What is needed is an exact copy of every entry below, minus the images.

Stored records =
******

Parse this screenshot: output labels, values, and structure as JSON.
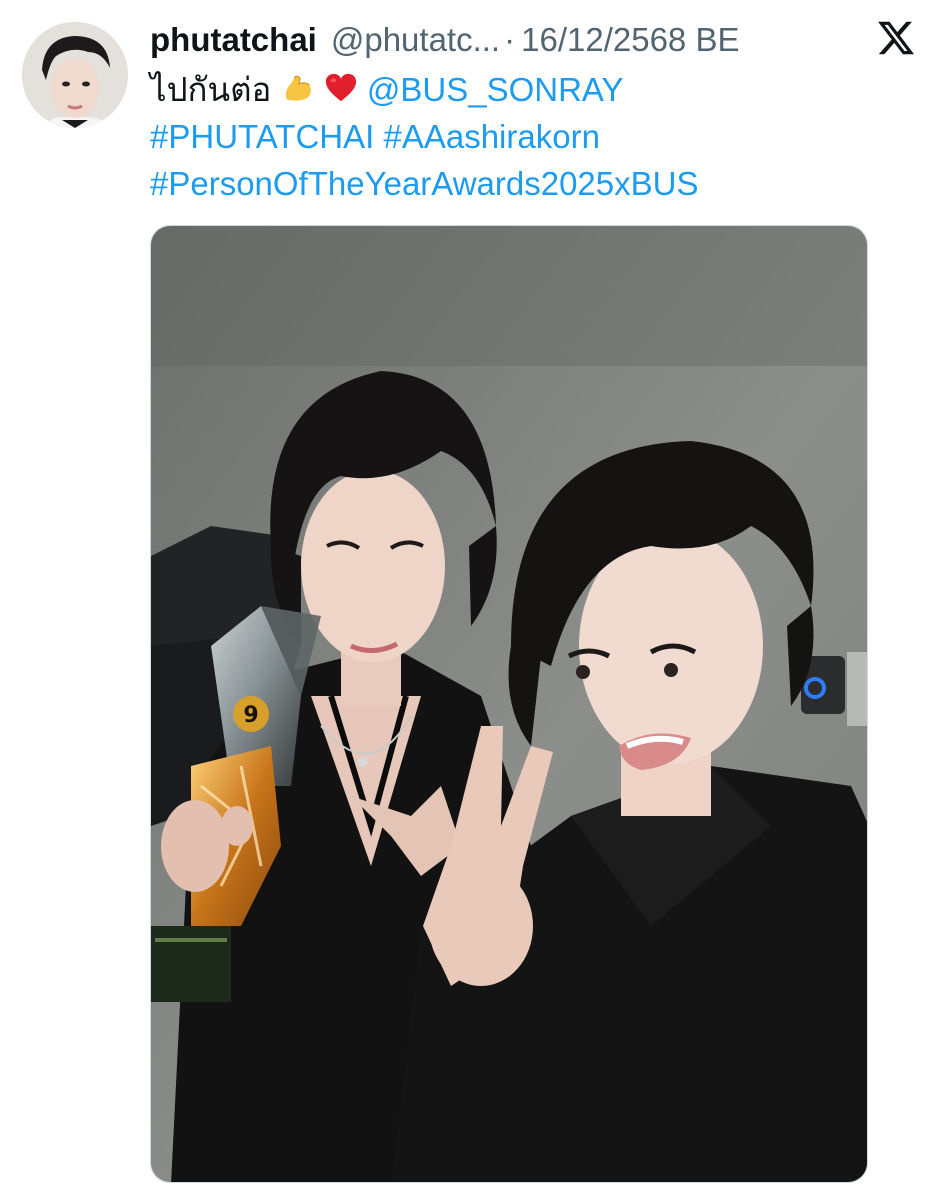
{
  "tweet": {
    "display_name": "phutatchai",
    "handle": "@phutatc...",
    "separator": "·",
    "date": "16/12/2568 BE",
    "text_prefix": "ไปกันต่อ",
    "mention": "@BUS_SONRAY",
    "hashtag_1": "#PHUTATCHAI",
    "hashtag_2": "#AAashirakorn",
    "hashtag_3": "#PersonOfTheYearAwards2025xBUS"
  },
  "icons": {
    "avatar": "avatar-photo",
    "platform": "x-logo-icon",
    "emoji_1": "flexed-biceps-emoji",
    "emoji_2": "red-heart-emoji"
  },
  "colors": {
    "link": "#1d9bf0",
    "secondary_text": "#536471",
    "primary_text": "#0f1419"
  },
  "media": {
    "type": "photo",
    "trophy_number": "9"
  }
}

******

SOLUTION TO THIS EXERCISE =
Parse this screenshot: output labels, values, and structure as JSON.
{
  "tweet": {
    "display_name": "phutatchai",
    "handle": "@phutatc...",
    "separator": "·",
    "date": "16/12/2568 BE",
    "text_prefix": "ไปกันต่อ",
    "mention": "@BUS_SONRAY",
    "hashtag_1": "#PHUTATCHAI",
    "hashtag_2": "#AAashirakorn",
    "hashtag_3": "#PersonOfTheYearAwards2025xBUS"
  },
  "icons": {
    "avatar": "avatar-photo",
    "platform": "x-logo-icon",
    "emoji_1": "flexed-biceps-emoji",
    "emoji_2": "red-heart-emoji"
  },
  "colors": {
    "link": "#1d9bf0",
    "secondary_text": "#536471",
    "primary_text": "#0f1419"
  },
  "media": {
    "type": "photo",
    "trophy_number": "9"
  }
}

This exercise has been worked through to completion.